____ Data to examine

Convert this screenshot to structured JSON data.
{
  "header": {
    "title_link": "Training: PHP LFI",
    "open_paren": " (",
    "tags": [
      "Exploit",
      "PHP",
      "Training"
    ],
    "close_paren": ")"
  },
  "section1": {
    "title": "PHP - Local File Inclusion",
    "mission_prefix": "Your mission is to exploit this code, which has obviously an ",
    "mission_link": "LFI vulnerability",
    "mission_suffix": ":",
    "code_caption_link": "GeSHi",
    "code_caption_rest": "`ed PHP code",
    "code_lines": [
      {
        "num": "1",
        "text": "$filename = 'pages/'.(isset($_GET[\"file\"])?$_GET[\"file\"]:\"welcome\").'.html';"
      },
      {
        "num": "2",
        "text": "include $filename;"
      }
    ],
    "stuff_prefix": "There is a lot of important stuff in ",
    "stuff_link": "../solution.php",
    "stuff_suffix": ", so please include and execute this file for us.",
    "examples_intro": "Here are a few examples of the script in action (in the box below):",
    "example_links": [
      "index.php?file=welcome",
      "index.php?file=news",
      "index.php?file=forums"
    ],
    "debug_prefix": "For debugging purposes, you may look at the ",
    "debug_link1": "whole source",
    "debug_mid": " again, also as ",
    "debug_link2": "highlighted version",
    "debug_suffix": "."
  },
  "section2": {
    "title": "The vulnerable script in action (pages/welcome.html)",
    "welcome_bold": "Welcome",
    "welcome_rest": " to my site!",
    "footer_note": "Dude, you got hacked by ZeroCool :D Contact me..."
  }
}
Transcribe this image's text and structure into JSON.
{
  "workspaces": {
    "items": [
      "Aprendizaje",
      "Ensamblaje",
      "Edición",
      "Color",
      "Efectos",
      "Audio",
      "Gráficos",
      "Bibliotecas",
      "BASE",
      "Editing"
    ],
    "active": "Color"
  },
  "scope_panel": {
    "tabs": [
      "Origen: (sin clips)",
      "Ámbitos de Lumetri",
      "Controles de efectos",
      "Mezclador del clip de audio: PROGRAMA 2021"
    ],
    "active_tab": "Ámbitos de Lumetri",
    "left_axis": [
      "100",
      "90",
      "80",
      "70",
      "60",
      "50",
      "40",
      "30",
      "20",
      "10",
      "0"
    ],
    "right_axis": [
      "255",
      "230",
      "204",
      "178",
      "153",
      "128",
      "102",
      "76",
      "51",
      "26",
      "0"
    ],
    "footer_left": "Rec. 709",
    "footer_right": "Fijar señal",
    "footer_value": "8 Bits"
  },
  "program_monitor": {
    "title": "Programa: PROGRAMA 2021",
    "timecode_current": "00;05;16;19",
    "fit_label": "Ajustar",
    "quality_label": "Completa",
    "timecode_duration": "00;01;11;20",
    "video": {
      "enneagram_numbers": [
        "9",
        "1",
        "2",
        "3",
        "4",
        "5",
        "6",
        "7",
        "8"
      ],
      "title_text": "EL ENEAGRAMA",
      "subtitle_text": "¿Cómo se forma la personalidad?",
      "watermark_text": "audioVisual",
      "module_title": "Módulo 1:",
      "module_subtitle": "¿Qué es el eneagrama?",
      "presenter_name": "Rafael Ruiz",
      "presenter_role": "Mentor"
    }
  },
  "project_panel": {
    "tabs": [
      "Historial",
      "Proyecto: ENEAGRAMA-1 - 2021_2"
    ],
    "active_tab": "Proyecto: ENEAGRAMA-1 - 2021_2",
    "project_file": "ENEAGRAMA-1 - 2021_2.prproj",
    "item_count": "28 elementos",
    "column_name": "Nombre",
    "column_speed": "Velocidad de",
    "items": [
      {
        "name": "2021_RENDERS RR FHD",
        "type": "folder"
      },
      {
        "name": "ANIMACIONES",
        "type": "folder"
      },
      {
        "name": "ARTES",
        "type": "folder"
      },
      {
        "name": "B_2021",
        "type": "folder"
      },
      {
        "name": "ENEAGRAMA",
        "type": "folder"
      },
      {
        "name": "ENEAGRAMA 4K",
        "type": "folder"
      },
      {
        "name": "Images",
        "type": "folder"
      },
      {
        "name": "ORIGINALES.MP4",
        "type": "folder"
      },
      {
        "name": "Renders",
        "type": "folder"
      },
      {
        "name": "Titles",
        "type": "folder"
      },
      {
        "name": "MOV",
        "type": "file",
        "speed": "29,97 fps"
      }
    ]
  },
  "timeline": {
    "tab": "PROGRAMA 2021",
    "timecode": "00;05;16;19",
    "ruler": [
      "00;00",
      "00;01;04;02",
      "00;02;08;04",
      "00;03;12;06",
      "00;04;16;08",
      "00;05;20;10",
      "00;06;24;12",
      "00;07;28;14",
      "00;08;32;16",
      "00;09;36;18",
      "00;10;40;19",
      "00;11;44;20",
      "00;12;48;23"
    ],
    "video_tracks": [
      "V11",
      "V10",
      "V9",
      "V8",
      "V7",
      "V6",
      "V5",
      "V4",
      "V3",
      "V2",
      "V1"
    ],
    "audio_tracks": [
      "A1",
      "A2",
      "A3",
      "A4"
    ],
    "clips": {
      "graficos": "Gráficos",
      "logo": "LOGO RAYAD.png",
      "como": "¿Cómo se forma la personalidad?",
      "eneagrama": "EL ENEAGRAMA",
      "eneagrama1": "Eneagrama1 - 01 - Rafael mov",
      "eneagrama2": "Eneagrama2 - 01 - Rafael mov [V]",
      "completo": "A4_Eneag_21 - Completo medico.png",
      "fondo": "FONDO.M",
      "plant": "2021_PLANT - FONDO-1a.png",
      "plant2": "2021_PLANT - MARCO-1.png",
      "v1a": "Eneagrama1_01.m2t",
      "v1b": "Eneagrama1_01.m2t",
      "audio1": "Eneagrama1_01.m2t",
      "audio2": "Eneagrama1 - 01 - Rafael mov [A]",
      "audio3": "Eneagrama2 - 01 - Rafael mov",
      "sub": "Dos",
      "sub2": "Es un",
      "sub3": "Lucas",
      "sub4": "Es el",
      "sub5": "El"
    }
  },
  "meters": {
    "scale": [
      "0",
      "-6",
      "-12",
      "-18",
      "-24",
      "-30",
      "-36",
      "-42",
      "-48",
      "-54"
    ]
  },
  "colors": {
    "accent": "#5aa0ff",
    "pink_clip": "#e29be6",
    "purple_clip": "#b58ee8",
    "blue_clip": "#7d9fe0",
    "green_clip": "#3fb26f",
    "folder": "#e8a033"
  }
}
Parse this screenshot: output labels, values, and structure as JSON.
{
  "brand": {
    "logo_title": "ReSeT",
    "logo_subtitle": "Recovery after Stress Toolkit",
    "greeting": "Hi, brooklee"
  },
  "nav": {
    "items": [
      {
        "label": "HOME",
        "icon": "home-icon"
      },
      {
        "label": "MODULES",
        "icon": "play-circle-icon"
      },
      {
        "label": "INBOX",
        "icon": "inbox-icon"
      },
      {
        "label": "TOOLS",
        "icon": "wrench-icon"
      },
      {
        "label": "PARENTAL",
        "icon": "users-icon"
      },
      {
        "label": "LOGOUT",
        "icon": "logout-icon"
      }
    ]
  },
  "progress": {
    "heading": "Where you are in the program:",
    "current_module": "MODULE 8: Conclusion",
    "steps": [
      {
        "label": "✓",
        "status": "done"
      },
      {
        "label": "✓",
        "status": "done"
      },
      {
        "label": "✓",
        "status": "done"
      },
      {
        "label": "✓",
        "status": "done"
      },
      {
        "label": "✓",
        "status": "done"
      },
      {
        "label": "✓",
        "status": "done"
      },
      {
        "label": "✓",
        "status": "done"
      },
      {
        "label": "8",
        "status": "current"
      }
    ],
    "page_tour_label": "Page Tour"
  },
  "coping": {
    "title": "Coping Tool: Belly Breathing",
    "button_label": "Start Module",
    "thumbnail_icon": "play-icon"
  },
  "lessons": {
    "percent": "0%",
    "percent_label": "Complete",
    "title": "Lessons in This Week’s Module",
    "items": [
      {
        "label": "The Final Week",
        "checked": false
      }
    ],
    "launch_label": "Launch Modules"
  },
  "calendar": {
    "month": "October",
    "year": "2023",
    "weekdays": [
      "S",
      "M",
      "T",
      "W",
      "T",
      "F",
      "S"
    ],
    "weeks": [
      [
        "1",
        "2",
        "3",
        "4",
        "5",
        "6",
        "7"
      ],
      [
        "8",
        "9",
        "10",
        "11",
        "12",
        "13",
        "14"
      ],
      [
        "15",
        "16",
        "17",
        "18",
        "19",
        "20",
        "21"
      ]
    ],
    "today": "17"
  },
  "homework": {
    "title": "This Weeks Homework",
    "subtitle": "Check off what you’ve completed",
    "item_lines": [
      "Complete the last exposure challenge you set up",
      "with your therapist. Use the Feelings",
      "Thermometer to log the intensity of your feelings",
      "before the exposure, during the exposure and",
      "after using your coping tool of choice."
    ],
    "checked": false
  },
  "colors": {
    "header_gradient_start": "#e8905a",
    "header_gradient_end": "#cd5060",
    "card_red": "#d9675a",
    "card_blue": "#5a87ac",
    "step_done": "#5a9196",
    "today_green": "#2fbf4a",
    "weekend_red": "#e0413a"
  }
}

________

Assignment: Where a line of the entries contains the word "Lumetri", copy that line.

Exercise result:
      "Ámbitos de Lumetri",
    "active_tab": "Ámbitos de Lumetri",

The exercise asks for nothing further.